Comment. Levy is not about an attempt to avoid a charging order or an attempt to prevent foreclosure of a charging order, and it’s not a dispute about a pre‑foreclosure redemption. (The operating agreement and the Act both allowed redemption of a member’s interest that is subject to a charging order, but the LLC was unwilling or unable to redeem Patel’s interest prior to the foreclosure.) Levy is about an attempt by an LLC to require in its operating agreement that unwanted acquirors of a member’s interest, on demand by the LLC, must sell back the interest to the LLC (presumably at a fair price, although the opinion never mentions the price that Article 11 apparently describes).
The operating agreement’s buyback is an aspect of the “pick your partner” principle – the idea that, like partners in a partnership, members in an LLC should not be forced to associate and do business with another member they don’t know and don’t want to be associated with. This principle is embodied in the distinction between an LLC member, who will have voting and management rights as well as economic rights, and an assignee (also called a “transferee”) that has only economic rights unless admitted as a member. Consistent with this principle, most LLC statutes only allow an assignee to be admitted as a member on the unanimous vote of the members, or as otherwise allowed by the operating agreement. E.g., S.C. Code Ann. § 33-44-503.
Of course the buyback provision of the Carolinian operating agreement goes further than merely keeping the purchaser at the foreclosure sale out of management. Buying back the purchaser’s interest completely ousts the purchaser from the LLC, so it would not even have economic rights, let alone management rights.

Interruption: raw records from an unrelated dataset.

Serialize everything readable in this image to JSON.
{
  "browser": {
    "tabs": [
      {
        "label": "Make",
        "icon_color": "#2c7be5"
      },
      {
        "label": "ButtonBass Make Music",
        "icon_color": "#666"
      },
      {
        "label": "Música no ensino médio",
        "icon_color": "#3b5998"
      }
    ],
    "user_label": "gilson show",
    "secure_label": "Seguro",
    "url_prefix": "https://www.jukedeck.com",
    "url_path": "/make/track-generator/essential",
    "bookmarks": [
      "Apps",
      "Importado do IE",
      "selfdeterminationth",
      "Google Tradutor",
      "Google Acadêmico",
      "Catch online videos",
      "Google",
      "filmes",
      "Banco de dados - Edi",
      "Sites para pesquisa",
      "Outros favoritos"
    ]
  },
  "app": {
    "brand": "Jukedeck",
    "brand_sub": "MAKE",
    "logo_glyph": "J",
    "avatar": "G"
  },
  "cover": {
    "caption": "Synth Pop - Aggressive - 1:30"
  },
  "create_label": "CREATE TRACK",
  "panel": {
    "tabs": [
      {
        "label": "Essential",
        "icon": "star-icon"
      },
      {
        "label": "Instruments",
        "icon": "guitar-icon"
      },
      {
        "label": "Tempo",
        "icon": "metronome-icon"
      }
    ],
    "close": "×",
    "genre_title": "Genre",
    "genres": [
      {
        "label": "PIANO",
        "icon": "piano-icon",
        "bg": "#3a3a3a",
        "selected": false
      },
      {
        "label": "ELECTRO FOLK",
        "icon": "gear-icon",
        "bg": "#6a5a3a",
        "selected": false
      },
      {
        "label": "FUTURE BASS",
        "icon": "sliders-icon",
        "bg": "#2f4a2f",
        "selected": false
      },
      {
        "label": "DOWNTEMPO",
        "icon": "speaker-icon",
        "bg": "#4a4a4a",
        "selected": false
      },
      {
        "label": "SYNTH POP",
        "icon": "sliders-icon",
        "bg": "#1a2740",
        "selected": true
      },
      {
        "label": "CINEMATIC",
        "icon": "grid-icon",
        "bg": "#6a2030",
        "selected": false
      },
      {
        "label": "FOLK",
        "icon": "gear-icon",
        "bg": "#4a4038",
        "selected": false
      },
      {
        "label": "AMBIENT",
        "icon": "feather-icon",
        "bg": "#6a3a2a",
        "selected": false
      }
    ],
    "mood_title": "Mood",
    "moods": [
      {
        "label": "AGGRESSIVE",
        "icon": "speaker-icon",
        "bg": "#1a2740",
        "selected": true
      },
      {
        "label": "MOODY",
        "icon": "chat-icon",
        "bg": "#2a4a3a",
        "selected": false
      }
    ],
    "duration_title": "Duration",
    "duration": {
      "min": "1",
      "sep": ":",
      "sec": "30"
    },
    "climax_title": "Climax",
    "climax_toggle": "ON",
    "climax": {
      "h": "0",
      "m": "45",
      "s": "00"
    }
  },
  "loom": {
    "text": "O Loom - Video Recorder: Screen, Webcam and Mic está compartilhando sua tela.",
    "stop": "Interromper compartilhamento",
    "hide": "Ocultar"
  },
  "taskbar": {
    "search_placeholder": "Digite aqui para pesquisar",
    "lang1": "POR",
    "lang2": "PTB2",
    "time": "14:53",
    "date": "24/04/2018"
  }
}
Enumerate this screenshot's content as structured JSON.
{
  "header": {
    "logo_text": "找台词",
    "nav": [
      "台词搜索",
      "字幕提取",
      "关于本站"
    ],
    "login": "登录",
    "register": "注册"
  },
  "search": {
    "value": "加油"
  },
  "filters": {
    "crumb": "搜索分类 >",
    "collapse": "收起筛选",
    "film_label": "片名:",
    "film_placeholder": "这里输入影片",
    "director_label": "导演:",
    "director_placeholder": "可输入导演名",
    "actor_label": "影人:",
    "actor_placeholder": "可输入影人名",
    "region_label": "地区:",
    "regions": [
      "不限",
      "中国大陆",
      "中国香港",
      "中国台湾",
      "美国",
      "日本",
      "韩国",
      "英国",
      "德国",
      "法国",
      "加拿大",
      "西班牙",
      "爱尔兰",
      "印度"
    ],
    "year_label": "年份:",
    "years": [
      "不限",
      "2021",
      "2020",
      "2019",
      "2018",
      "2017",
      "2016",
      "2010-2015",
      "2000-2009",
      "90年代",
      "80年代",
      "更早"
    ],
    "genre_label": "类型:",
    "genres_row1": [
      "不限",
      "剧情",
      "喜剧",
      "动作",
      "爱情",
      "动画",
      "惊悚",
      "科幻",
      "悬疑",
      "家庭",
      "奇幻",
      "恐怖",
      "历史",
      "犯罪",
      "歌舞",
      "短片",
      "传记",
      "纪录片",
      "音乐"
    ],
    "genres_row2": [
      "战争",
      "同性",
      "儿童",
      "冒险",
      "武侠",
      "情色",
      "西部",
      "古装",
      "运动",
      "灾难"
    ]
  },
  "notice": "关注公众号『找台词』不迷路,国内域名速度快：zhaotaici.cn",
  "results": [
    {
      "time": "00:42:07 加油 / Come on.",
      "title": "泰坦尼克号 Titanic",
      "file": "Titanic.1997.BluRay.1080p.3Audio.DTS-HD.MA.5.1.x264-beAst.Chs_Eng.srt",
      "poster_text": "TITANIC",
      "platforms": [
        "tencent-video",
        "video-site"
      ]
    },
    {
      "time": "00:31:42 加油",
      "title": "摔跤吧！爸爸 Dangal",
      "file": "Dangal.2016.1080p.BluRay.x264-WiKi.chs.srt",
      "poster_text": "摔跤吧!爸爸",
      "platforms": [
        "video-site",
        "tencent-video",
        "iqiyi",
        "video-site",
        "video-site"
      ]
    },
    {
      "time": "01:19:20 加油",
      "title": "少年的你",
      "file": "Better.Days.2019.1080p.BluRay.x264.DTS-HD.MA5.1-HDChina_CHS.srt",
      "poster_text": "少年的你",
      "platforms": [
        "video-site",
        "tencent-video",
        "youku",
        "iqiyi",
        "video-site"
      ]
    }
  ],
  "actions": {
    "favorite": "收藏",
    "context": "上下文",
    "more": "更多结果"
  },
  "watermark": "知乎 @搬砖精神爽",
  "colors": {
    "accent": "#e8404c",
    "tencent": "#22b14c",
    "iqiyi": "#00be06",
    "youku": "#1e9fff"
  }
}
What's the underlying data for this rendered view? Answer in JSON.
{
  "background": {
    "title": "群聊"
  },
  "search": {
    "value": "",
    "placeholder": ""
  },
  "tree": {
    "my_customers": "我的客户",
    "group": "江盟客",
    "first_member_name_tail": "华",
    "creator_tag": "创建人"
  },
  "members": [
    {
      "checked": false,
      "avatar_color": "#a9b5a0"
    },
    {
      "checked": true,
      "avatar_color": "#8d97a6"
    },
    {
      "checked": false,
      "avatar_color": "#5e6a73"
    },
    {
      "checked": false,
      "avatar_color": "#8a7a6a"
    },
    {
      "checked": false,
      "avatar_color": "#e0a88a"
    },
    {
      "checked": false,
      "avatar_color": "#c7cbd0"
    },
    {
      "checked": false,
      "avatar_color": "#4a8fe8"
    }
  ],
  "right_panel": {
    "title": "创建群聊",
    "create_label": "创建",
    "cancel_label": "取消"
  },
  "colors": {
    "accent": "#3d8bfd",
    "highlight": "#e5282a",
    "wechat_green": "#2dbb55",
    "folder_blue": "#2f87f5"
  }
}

The court’s analysis, however, focused in a literalistic way on the language of the operating agreement. The court’s analysis ran as follows: the Levys did not become transferees until after the foreclosure, consent for the sale was required by the operating agreement before the foreclosure, and therefore the Levys were not bound by the need for consent. But a transferee of a member’s interest takes no less and no more than the economic rights of the transferor. If the transferor’s LLC interest was subject to a repurchase right under certain circumstances before the transfer, then it would continue to be subject to the repurchase right after the transfer. The court ignored this basic principle of property rights. The repurchase right did not affect the rights of a third party; it applied to a transferee, the purchaser at the foreclosure sale.